Tip 2: Consider Geographical Factors

Iowa’s location in the Midwest exposes it to continental air masses, while New York’s proximity to the Atlantic Ocean moderates its temperatures. Understand the geographical factors that influence temperature variations between the two states.

Tip 3: Factor in Humidity and Wind

Humidity and wind can significantly impact perceived coldness. Iowa tends to have higher humidity levels than New York, making it feel colder at the same temperature. Additionally, Iowa’s strong winds can increase the wind chill factor, making it even more frigid.

Tip 4: Analyze Precipitation Patterns

Iowa receives less precipitation annually compared to New York. Lower precipitation can contribute to colder temperatures, as there is less moisture in the air to absorb and release heat.

Tip 5: Observe Long-Term Trends

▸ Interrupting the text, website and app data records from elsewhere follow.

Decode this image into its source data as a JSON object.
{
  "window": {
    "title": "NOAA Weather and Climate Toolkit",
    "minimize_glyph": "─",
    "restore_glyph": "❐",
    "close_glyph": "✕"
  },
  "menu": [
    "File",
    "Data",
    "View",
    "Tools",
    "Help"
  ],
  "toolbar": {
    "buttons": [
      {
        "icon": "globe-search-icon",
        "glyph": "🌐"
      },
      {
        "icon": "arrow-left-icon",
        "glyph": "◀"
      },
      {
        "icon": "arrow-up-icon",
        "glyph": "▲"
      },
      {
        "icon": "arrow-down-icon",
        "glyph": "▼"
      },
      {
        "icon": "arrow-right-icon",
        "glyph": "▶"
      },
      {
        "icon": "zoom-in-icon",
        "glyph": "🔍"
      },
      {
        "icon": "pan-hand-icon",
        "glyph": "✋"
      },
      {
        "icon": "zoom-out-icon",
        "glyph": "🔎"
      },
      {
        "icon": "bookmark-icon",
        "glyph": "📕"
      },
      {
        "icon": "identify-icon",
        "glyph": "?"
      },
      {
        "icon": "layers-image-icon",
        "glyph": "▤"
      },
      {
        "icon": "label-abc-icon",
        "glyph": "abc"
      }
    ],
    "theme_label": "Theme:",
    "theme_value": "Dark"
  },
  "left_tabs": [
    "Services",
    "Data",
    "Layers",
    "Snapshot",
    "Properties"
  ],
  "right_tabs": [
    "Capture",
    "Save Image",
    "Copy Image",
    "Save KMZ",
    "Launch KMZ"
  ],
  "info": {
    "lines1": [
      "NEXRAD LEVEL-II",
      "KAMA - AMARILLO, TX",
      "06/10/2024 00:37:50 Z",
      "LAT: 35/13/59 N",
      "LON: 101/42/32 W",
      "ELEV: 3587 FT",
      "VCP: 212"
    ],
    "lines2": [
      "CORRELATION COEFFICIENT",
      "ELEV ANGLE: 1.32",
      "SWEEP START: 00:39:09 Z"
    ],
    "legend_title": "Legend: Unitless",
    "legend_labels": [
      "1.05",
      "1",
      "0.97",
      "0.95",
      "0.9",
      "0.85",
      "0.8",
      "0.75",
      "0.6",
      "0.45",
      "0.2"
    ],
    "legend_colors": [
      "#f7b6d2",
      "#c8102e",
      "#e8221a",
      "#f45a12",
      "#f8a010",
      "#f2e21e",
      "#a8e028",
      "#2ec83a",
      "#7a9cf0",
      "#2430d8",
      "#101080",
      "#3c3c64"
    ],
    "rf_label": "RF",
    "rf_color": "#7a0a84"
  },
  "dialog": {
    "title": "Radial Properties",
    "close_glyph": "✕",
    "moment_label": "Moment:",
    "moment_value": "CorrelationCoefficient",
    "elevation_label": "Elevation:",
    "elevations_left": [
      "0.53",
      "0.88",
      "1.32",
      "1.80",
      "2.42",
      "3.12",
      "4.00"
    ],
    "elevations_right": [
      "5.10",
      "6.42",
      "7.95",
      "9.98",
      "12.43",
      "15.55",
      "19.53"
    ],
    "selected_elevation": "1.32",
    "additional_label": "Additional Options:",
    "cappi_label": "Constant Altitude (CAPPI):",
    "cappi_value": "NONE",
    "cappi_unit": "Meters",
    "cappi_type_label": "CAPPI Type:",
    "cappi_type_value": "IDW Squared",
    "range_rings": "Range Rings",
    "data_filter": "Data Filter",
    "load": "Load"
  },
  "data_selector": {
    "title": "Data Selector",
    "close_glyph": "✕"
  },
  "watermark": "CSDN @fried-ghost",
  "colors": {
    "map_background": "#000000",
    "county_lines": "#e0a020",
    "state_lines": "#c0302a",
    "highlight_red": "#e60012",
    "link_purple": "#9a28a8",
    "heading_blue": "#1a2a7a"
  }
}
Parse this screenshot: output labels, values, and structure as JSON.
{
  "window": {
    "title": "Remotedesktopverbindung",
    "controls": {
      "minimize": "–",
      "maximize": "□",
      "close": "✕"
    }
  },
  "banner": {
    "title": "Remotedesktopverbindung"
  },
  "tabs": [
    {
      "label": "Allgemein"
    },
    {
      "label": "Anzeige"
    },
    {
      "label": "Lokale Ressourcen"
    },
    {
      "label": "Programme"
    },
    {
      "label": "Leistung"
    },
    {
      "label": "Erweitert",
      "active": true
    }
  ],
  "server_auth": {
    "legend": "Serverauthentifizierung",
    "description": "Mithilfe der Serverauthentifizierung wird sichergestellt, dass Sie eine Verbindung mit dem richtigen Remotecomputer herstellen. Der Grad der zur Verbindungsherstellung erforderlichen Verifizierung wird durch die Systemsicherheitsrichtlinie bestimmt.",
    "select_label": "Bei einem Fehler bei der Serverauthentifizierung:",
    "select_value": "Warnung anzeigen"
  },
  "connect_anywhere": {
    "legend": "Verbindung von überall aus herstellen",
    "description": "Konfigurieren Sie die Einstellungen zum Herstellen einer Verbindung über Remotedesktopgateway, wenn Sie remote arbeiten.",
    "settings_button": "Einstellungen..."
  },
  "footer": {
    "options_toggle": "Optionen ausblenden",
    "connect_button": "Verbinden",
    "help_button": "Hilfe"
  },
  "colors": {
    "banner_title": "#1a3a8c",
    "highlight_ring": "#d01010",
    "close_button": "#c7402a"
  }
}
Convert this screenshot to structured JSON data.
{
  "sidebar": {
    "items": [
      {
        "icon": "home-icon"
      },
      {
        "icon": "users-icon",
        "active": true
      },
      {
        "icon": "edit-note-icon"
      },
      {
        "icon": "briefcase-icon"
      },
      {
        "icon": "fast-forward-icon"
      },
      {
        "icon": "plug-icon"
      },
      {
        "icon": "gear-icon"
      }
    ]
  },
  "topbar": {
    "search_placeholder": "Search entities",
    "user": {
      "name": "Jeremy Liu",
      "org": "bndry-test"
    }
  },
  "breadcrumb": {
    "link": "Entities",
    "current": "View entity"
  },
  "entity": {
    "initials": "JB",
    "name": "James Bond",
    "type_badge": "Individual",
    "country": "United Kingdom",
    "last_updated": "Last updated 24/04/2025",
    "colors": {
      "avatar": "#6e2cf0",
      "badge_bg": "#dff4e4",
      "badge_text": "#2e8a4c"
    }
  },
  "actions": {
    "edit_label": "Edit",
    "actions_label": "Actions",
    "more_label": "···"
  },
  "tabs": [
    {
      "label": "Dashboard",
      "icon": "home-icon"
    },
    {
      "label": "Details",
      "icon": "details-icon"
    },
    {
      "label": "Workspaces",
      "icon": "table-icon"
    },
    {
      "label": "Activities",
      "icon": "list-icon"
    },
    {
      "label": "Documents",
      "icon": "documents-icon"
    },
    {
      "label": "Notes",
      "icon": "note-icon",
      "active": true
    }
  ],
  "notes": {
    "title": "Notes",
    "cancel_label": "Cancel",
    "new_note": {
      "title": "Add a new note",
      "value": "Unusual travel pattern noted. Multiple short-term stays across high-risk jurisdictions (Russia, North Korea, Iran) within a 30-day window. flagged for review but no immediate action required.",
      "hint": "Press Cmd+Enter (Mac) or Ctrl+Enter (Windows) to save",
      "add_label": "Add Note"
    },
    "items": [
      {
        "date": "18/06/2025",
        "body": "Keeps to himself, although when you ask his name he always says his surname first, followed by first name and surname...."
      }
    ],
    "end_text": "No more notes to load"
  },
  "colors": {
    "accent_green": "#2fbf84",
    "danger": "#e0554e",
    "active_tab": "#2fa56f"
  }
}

Examine historical temperature data and climate trends to identify patterns over time. This can provide insights into how temperatures have changed and whether Iowa has consistently been colder than New York.

By considering these tips, you can make an informed assessment of whether Iowa is indeed colder than New York, taking into account various factors that influence temperature and climate.

Summary: To determine whether Iowa is colder than New York, analyze temperature data, consider geographical factors, factor in humidity and wind, analyze precipitation patterns, and observe long-term trends. This comprehensive approach will provide a more accurate understanding of the climate differences between the two states.

Transition to the article’s conclusion: These tips provide valuable guidance for assessing the comparative coldness of Iowa and New York, enabling a more informed understanding of their respective climates.

Conclusion on “Is Iowa Colder than New York”

In conclusion, the question of whether Iowa is colder than New York is a matter of geographical comparison, taking into account factors such as average temperatures, seasonal variations, and climate patterns. Based on the exploration in this article, it is evident that Iowa generally experiences colder temperatures compared to New York, particularly during the winter months.

Iowa’s continental location, exposure to cold air masses, lower precipitation, and strong winds all contribute to its colder climate. Climate change poses additional challenges for both Iowa and New York, with rising temperatures and more extreme weather events impacting their respective environments.

By Alan